Big + Fugére Architectes Musée National des Beaux-Arts Expansion Proposal Print
Tuesday, 20 April 2010 09:51

Earlier this month, we featured OMA's winning project to the expansion of the Musée National des Beaux-Arts du Québec (MNBAQ). Another proposal that we found quite interesting was developed by BIG jointly with Fugère Architectes.
QNM_Image-by-BIG_01
The Musée National des Beaux-Arts du Québec houses extensive collections of historic and contemporary art and hosts major traveling exhibitions from across the globe. At present, the museum is located in three existing structures of varied history, purpose and architectural expression, but its small size has limited the scope of exhibitions it can mount.

QNM_Image-by-BIG_02According to BIG, the proposal is conceived as an open framework for exhibitions. The two main facades are conceived as gigantic windows revealing the changing content inside. In reverse the museum visitors will be able to enjoy the fantastic panorama of the Parc des Champs-de-bataille as well as the rare elevation of the church and convent courtyard on the opposite side. Visitors will enter along Quebec’s Grande Allé into the underside of the tilted volume of the new edition to the generous lobby underneath. This loft like space of industrial proportions in principle stretches all the way to the Charles Baillargé, hosting all the facilities related to ticketing, information, shop, art-café etc. BIG proposes to expand and open the connections between the pavilions, transforming the museum complex into an integrated network of generous galleries rather than a cluster of distant rooms linked with tunnels.


01_QNM_Diagram-by-BIG_concept
Concept
02_QNM_Diagram-by-BIG_slope
Sloped roof
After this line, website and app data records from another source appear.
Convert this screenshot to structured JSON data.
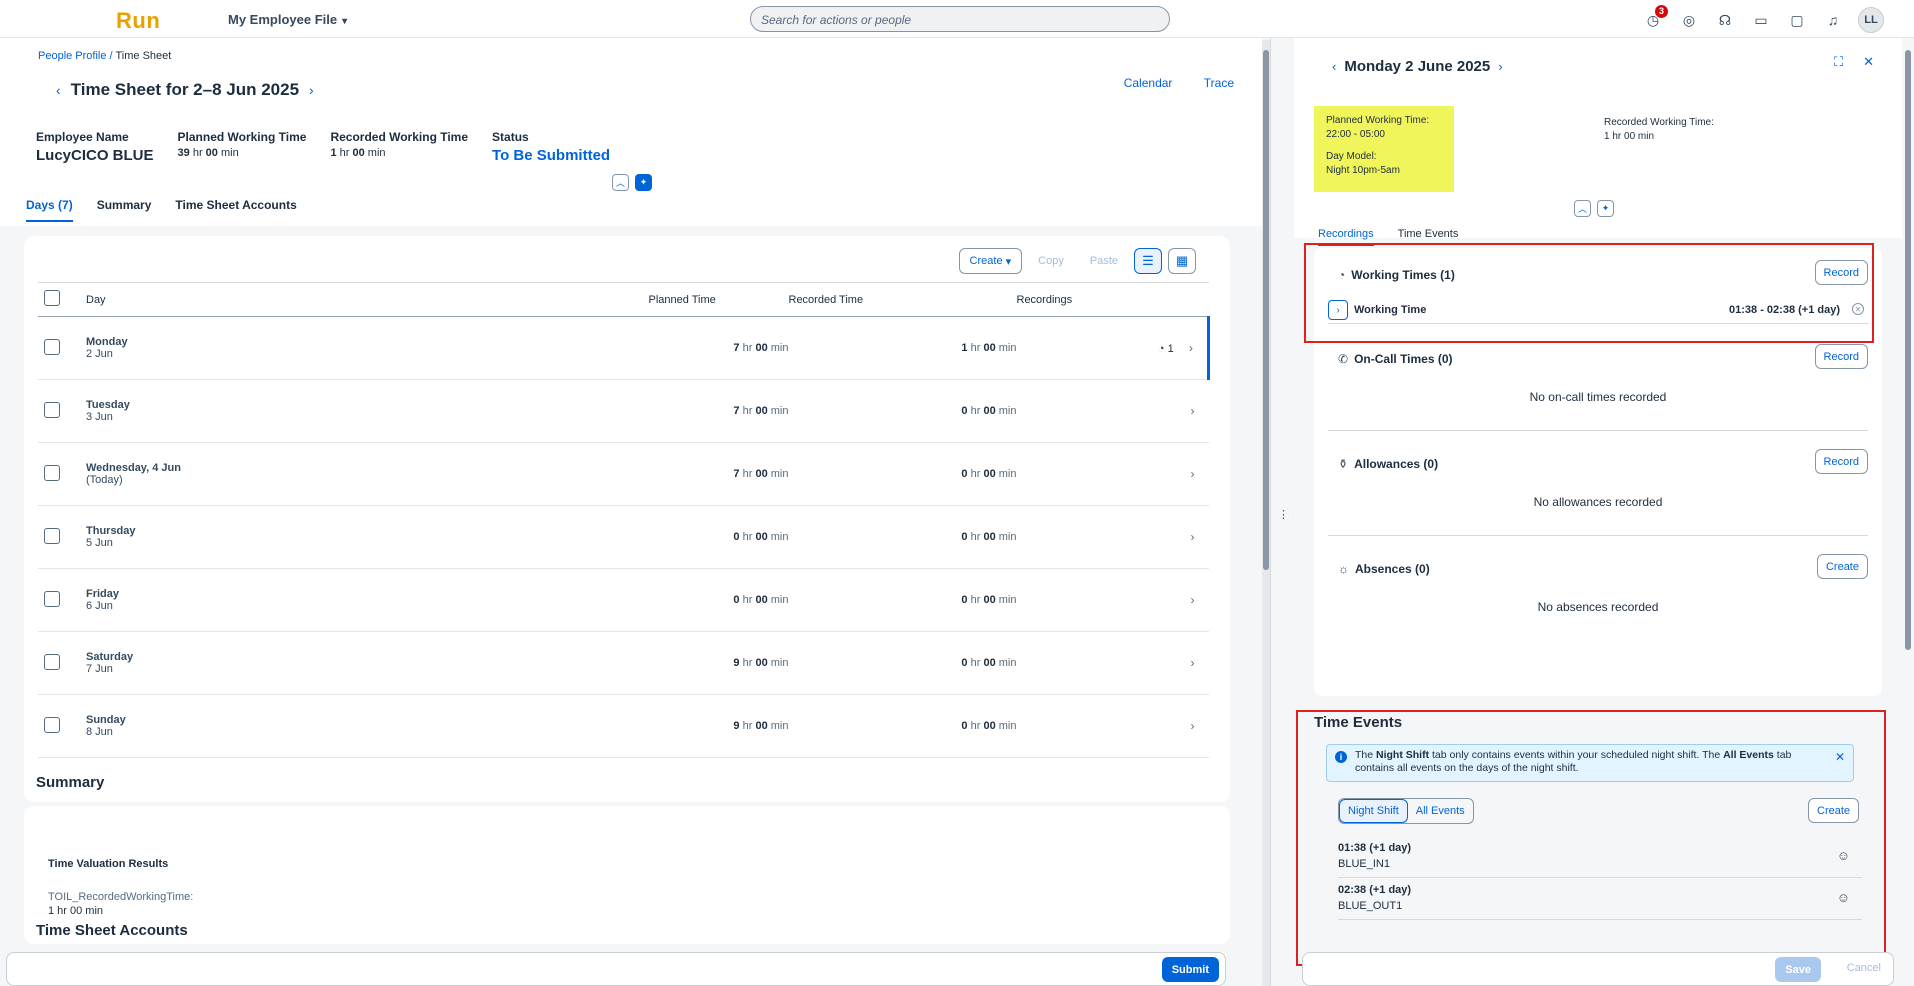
{
  "shell": {
    "logo": "Run",
    "app_title": "My Employee File",
    "search_placeholder": "Search for actions or people",
    "notifications_count": "3",
    "avatar_initials": "LL"
  },
  "breadcrumb": {
    "parent": "People Profile",
    "separator": " / ",
    "current": "Time Sheet"
  },
  "header": {
    "title": "Time Sheet for 2–8 Jun 2025",
    "calendar_link": "Calendar",
    "trace_link": "Trace",
    "employee_label": "Employee Name",
    "employee_value": "LucyCICO BLUE",
    "planned_label": "Planned Working Time",
    "planned_hr": "39",
    "planned_min": "00",
    "recorded_label": "Recorded Working Time",
    "recorded_hr": "1",
    "recorded_min": "00",
    "status_label": "Status",
    "status_value": "To Be Submitted"
  },
  "tabs": {
    "days": "Days (7)",
    "summary": "Summary",
    "accounts": "Time Sheet Accounts"
  },
  "toolbar": {
    "create": "Create",
    "copy": "Copy",
    "paste": "Paste"
  },
  "table": {
    "col_day": "Day",
    "col_planned": "Planned Time",
    "col_recorded": "Recorded Time",
    "col_recordings": "Recordings",
    "hr_unit": "hr",
    "min_unit": "min",
    "rows": [
      {
        "day": "Monday",
        "date": "2 Jun",
        "planned_hr": "7",
        "planned_min": "00",
        "recorded_hr": "1",
        "recorded_min": "00",
        "recordings": "1"
      },
      {
        "day": "Tuesday",
        "date": "3 Jun",
        "planned_hr": "7",
        "planned_min": "00",
        "recorded_hr": "0",
        "recorded_min": "00",
        "recordings": ""
      },
      {
        "day": "Wednesday, 4 Jun",
        "date": "(Today)",
        "planned_hr": "7",
        "planned_min": "00",
        "recorded_hr": "0",
        "recorded_min": "00",
        "recordings": ""
      },
      {
        "day": "Thursday",
        "date": "5 Jun",
        "planned_hr": "0",
        "planned_min": "00",
        "recorded_hr": "0",
        "recorded_min": "00",
        "recordings": ""
      },
      {
        "day": "Friday",
        "date": "6 Jun",
        "planned_hr": "0",
        "planned_min": "00",
        "recorded_hr": "0",
        "recorded_min": "00",
        "recordings": ""
      },
      {
        "day": "Saturday",
        "date": "7 Jun",
        "planned_hr": "9",
        "planned_min": "00",
        "recorded_hr": "0",
        "recorded_min": "00",
        "recordings": ""
      },
      {
        "day": "Sunday",
        "date": "8 Jun",
        "planned_hr": "9",
        "planned_min": "00",
        "recorded_hr": "0",
        "recorded_min": "00",
        "recordings": ""
      }
    ]
  },
  "summary": {
    "title": "Summary",
    "results_title": "Time Valuation Results",
    "result_key": "TOIL_RecordedWorkingTime:",
    "result_value": "1 hr 00 min",
    "accounts_title": "Time Sheet Accounts",
    "submit": "Submit"
  },
  "detail": {
    "title": "Monday 2 June 2025",
    "planned_label": "Planned Working Time:",
    "planned_value": "22:00 - 05:00",
    "day_model_label": "Day Model:",
    "day_model_value": "Night 10pm-5am",
    "recorded_label": "Recorded Working Time:",
    "recorded_value": "1 hr 00 min",
    "tab_recordings": "Recordings",
    "tab_time_events": "Time Events",
    "working_times_title": "Working Times (1)",
    "working_time_label": "Working Time",
    "working_time_value": "01:38 - 02:38 (+1 day)",
    "on_call_title": "On-Call Times (0)",
    "on_call_empty": "No on-call times recorded",
    "allowances_title": "Allowances (0)",
    "allowances_empty": "No allowances recorded",
    "absences_title": "Absences (0)",
    "absences_empty": "No absences recorded",
    "record": "Record",
    "create": "Create",
    "time_events_title": "Time Events",
    "info_1": "The ",
    "info_night": "Night Shift",
    "info_2": " tab only contains events within your scheduled night shift. The ",
    "info_all": "All Events",
    "info_3": " tab contains all events on the days of the night shift.",
    "seg_night": "Night Shift",
    "seg_all": "All Events",
    "events": [
      {
        "time": "01:38 (+1 day)",
        "name": "BLUE_IN1"
      },
      {
        "time": "02:38 (+1 day)",
        "name": "BLUE_OUT1"
      }
    ],
    "save": "Save",
    "cancel": "Cancel"
  }
}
To respond to the multiple demands and desires of the historical, urban and functional context, the architects tilted the box, wanting to create an intuitive connection between street and museum as well as church courtyard and park. The new pavilion is designed to complete the convent, preserve the centenary trees while opening both courtyard and museum visually towards the park. As the architects explained, the tilted volume encloses the courtyard while opening up to the park. The simple form and choice of materials reflect a local sensibility , while the gesture of diving under the street transforms the simple stack of galleries into an abstract sculpture.


03_QNM_Diagram-by-BIG_visual-connections
Visual Connection
04_QNM_Diagram-by-BIG_Circulation
Circulation
05_QNM_Diagram-by-BIG_Tunnel_03Tunnel circulation

At the middle of the concourse where the roof of the tilted pavilion touches the ground the main space opens up towards the sky revealing a cascade of art galleries from the top to the bottom – where the biggest gallery for temporary exhibitions continues all the way to connect with the existing museum. Essentially a big open skylit space for public life and changing exhibitions topped of with a stack of galleries overlooking the park. "Our proposal for the new pavilion has been an exploration of these paradoxes" BIG comments. "We propose to incorporate every single concern into the project exploring the freedom that lies within the confines of ancient courtyards, underground connections and the rootzones of the trees. Rather than leading to the lowest common denominator or compromise, these contradicting demands and opposing forces have skewed and battered the building into an alternative yet familiar form."
QNM_Image-by-BIG_03
Project credits

Client: Musée national des beaux-arts du Québec
Collaborators: Fugère Architectes, Arup AGU, Gustafson Guthrie Nichol
Total Area: 10.000 m2
Location: Québec City, Qc
Architecture
: Partner-in-Charge: Bjarke Ingels. Project Leader: Thomas Christoffersen. Team: Gabrielle Nadeau, Brian Yang, Stanley Lung, Daniel Sundlin, Sung Ming Lee, Alvaro Garcia Mendive, Gaëtan Brunet.
Fugère Architectes: Claude Fugère, Jesse Barrette, Jonathan Aubin
Gustafson Guthrie Nichol: Kathryn Gustafson, Kelly Majewski, Amy Cragg
ARUP AGU: Daniel Bosia, Nicolas Sterling

QNM_Image-by-BIG_04


Related Articles:

Last Updated on Thursday, 26 May 2011 10:48